- Page and application data records -
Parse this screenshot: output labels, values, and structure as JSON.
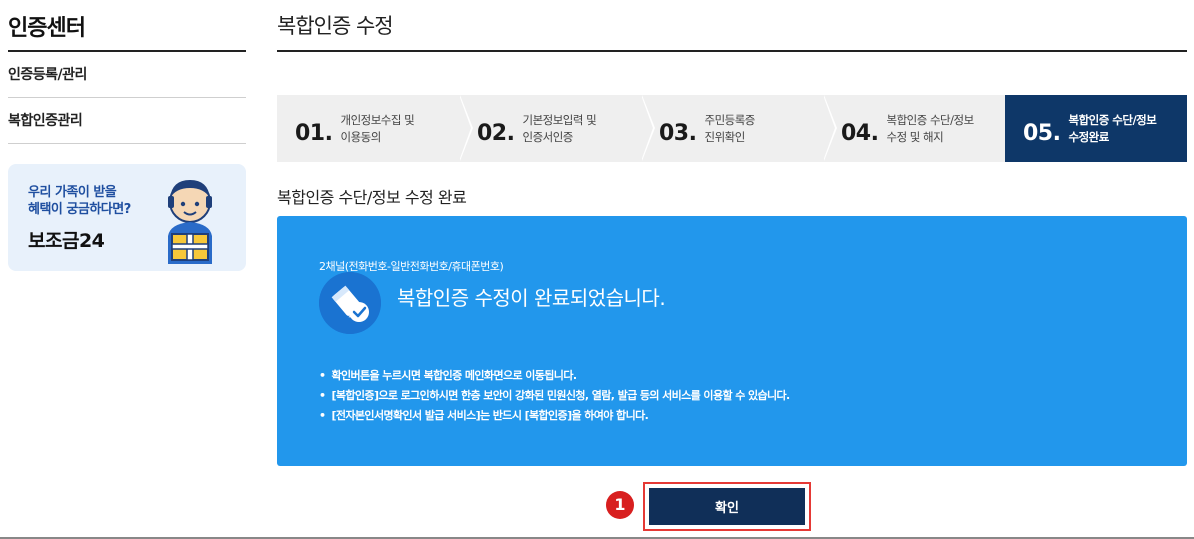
{
  "sidebar": {
    "title": "인증센터",
    "items": [
      {
        "label": "인증등록/관리"
      },
      {
        "label": "복합인증관리"
      }
    ],
    "banner": {
      "line1": "우리 가족이 받을",
      "line2": "혜택이 궁금하다면?",
      "brand": "보조금24"
    }
  },
  "main": {
    "title": "복합인증 수정",
    "steps": [
      {
        "num": "01.",
        "line1": "개인정보수집 및",
        "line2": "이용동의",
        "active": false
      },
      {
        "num": "02.",
        "line1": "기본정보입력 및",
        "line2": "인증서인증",
        "active": false
      },
      {
        "num": "03.",
        "line1": "주민등록증",
        "line2": "진위확인",
        "active": false
      },
      {
        "num": "04.",
        "line1": "복합인증 수단/정보",
        "line2": "수정 및 해지",
        "active": false
      },
      {
        "num": "05.",
        "line1": "복합인증 수단/정보",
        "line2": "수정완료",
        "active": true
      }
    ],
    "section_title": "복합인증 수단/정보 수정 완료",
    "panel": {
      "channel": "2채널(전화번호-일반전화번호/휴대폰번호)",
      "message": "복합인증 수정이 완료되었습니다.",
      "notes": [
        "확인버튼을 누르시면 복합인증 메인화면으로 이동됩니다.",
        "[복합인증]으로 로그인하시면 한층 보안이 강화된 민원신청, 열람, 발급 등의 서비스를 이용할 수 있습니다.",
        "[전자본인서명확인서 발급 서비스]는 반드시 [복합인증]을 하여야 합니다."
      ]
    },
    "confirm_label": "확인",
    "marker": "1"
  },
  "colors": {
    "panel_blue": "#2297ec",
    "active_step": "#0e3768",
    "button": "#102f58",
    "highlight": "#e53935"
  },
  "icons": {
    "panel": "pen-check-icon",
    "banner": "person-with-gift-icon"
  }
}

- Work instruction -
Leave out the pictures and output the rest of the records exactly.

- Answer space -
Parse this screenshot: output labels, values, and structure as JSON.
{
  "sidebar": {
    "title": "인증센터",
    "items": [
      {
        "label": "인증등록/관리"
      },
      {
        "label": "복합인증관리"
      }
    ],
    "banner": {
      "line1": "우리 가족이 받을",
      "line2": "혜택이 궁금하다면?",
      "brand": "보조금24"
    }
  },
  "main": {
    "title": "복합인증 수정",
    "steps": [
      {
        "num": "01.",
        "line1": "개인정보수집 및",
        "line2": "이용동의",
        "active": false
      },
      {
        "num": "02.",
        "line1": "기본정보입력 및",
        "line2": "인증서인증",
        "active": false
      },
      {
        "num": "03.",
        "line1": "주민등록증",
        "line2": "진위확인",
        "active": false
      },
      {
        "num": "04.",
        "line1": "복합인증 수단/정보",
        "line2": "수정 및 해지",
        "active": false
      },
      {
        "num": "05.",
        "line1": "복합인증 수단/정보",
        "line2": "수정완료",
        "active": true
      }
    ],
    "section_title": "복합인증 수단/정보 수정 완료",
    "panel": {
      "channel": "2채널(전화번호-일반전화번호/휴대폰번호)",
      "message": "복합인증 수정이 완료되었습니다.",
      "notes": [
        "확인버튼을 누르시면 복합인증 메인화면으로 이동됩니다.",
        "[복합인증]으로 로그인하시면 한층 보안이 강화된 민원신청, 열람, 발급 등의 서비스를 이용할 수 있습니다.",
        "[전자본인서명확인서 발급 서비스]는 반드시 [복합인증]을 하여야 합니다."
      ]
    },
    "confirm_label": "확인",
    "marker": "1"
  },
  "colors": {
    "panel_blue": "#2297ec",
    "active_step": "#0e3768",
    "button": "#102f58",
    "highlight": "#e53935"
  },
  "icons": {
    "panel": "pen-check-icon",
    "banner": "person-with-gift-icon"
  }
}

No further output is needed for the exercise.